• _What is being asked_:
Images in the data are to be skipped, while every line is restated exactly as written.

= = = = = = =

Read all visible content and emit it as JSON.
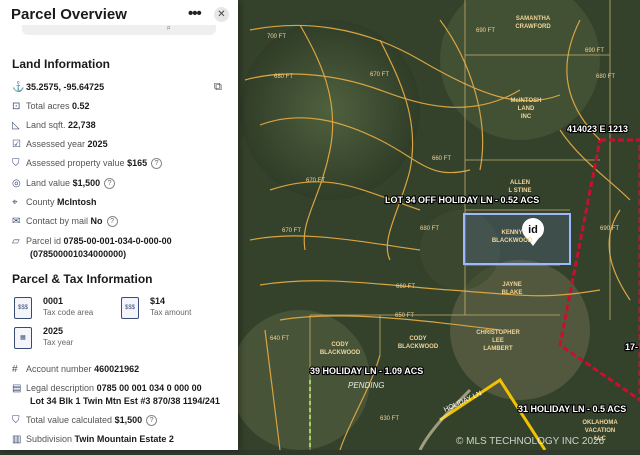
{
  "panel": {
    "title": "Parcel Overview",
    "more_icon": "more-horizontal-icon",
    "close_icon": "close-icon",
    "land_info": {
      "heading": "Land Information",
      "coords": "35.2575, -95.64725",
      "total_acres_label": "Total acres",
      "total_acres": "0.52",
      "sqft_label": "Land sqft.",
      "sqft": "22,738",
      "assessed_year_label": "Assessed year",
      "assessed_year": "2025",
      "assessed_value_label": "Assessed property value",
      "assessed_value": "$165",
      "land_value_label": "Land value",
      "land_value": "$1,500",
      "county_label": "County",
      "county": "McIntosh",
      "contact_label": "Contact by mail",
      "contact": "No",
      "parcel_id_label": "Parcel id",
      "parcel_id": "0785-00-001-034-0-000-00",
      "parcel_id_alt": "(078500001034000000)"
    },
    "tax_info": {
      "heading": "Parcel & Tax Information",
      "tiles": [
        {
          "value": "0001",
          "label": "Tax code area"
        },
        {
          "value": "$14",
          "label": "Tax amount"
        },
        {
          "value": "2025",
          "label": "Tax year"
        }
      ],
      "account_label": "Account number",
      "account": "460021962",
      "legal_label": "Legal description",
      "legal_line1": "0785 00 001 034 0 000 00",
      "legal_line2": "Lot 34 Blk 1 Twin Mtn Est #3 870/38 1194/241",
      "total_value_label": "Total value calculated",
      "total_value": "$1,500",
      "subdivision_label": "Subdivision",
      "subdivision": "Twin Mountain Estate 2"
    }
  },
  "map": {
    "contours": [
      "700 FT",
      "690 FT",
      "690 FT",
      "680 FT",
      "670 FT",
      "680 FT",
      "660 FT",
      "670 FT",
      "670 FT",
      "660 FT",
      "650 FT",
      "640 FT",
      "630 FT",
      "690 FT",
      "680 FT"
    ],
    "owners": [
      "SAMANTHA",
      "CRAWFORD",
      "McINTOSH",
      "LAND",
      "INC",
      "ALLEN",
      "L STINE",
      "KENNY",
      "BLACKWOOD",
      "JAYNE",
      "BLAKE",
      "CODY",
      "BLACKWOOD",
      "CODY",
      "BLACKWOOD",
      "CHRISTOPHER",
      "LEE",
      "LAMBERT",
      "OKLAHOMA",
      "VACATION",
      "LLC"
    ],
    "listings": {
      "lot34": "LOT 34 OFF HOLIDAY LN - 0.52 ACS",
      "addr": "414023 E 1213",
      "h39": "39 HOLIDAY LN - 1.09 ACS",
      "h31": "31 HOLIDAY LN - 0.5 ACS",
      "edge": "17-"
    },
    "pending": "PENDING",
    "road": "HOLIDAY LN",
    "pin_label": "id",
    "watermark": "© MLS TECHNOLOGY INC 2026"
  },
  "colors": {
    "contour": "#d9a441",
    "red_boundary": "#c8102e",
    "yellow_boundary": "#f2c200",
    "green_boundary": "#9fd36b",
    "selection": "#9db8ff",
    "panel_accent": "#3a4b73"
  }
}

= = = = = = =

• _Response area_:
Read all visible content and emit it as JSON.
{
  "panel": {
    "title": "Parcel Overview",
    "more_icon": "more-horizontal-icon",
    "close_icon": "close-icon",
    "land_info": {
      "heading": "Land Information",
      "coords": "35.2575, -95.64725",
      "total_acres_label": "Total acres",
      "total_acres": "0.52",
      "sqft_label": "Land sqft.",
      "sqft": "22,738",
      "assessed_year_label": "Assessed year",
      "assessed_year": "2025",
      "assessed_value_label": "Assessed property value",
      "assessed_value": "$165",
      "land_value_label": "Land value",
      "land_value": "$1,500",
      "county_label": "County",
      "county": "McIntosh",
      "contact_label": "Contact by mail",
      "contact": "No",
      "parcel_id_label": "Parcel id",
      "parcel_id": "0785-00-001-034-0-000-00",
      "parcel_id_alt": "(078500001034000000)"
    },
    "tax_info": {
      "heading": "Parcel & Tax Information",
      "tiles": [
        {
          "value": "0001",
          "label": "Tax code area"
        },
        {
          "value": "$14",
          "label": "Tax amount"
        },
        {
          "value": "2025",
          "label": "Tax year"
        }
      ],
      "account_label": "Account number",
      "account": "460021962",
      "legal_label": "Legal description",
      "legal_line1": "0785 00 001 034 0 000 00",
      "legal_line2": "Lot 34 Blk 1 Twin Mtn Est #3 870/38 1194/241",
      "total_value_label": "Total value calculated",
      "total_value": "$1,500",
      "subdivision_label": "Subdivision",
      "subdivision": "Twin Mountain Estate 2"
    }
  },
  "map": {
    "contours": [
      "700 FT",
      "690 FT",
      "690 FT",
      "680 FT",
      "670 FT",
      "680 FT",
      "660 FT",
      "670 FT",
      "670 FT",
      "660 FT",
      "650 FT",
      "640 FT",
      "630 FT",
      "690 FT",
      "680 FT"
    ],
    "owners": [
      "SAMANTHA",
      "CRAWFORD",
      "McINTOSH",
      "LAND",
      "INC",
      "ALLEN",
      "L STINE",
      "KENNY",
      "BLACKWOOD",
      "JAYNE",
      "BLAKE",
      "CODY",
      "BLACKWOOD",
      "CODY",
      "BLACKWOOD",
      "CHRISTOPHER",
      "LEE",
      "LAMBERT",
      "OKLAHOMA",
      "VACATION",
      "LLC"
    ],
    "listings": {
      "lot34": "LOT 34 OFF HOLIDAY LN - 0.52 ACS",
      "addr": "414023 E 1213",
      "h39": "39 HOLIDAY LN - 1.09 ACS",
      "h31": "31 HOLIDAY LN - 0.5 ACS",
      "edge": "17-"
    },
    "pending": "PENDING",
    "road": "HOLIDAY LN",
    "pin_label": "id",
    "watermark": "© MLS TECHNOLOGY INC 2026"
  },
  "colors": {
    "contour": "#d9a441",
    "red_boundary": "#c8102e",
    "yellow_boundary": "#f2c200",
    "green_boundary": "#9fd36b",
    "selection": "#9db8ff",
    "panel_accent": "#3a4b73"
  }
}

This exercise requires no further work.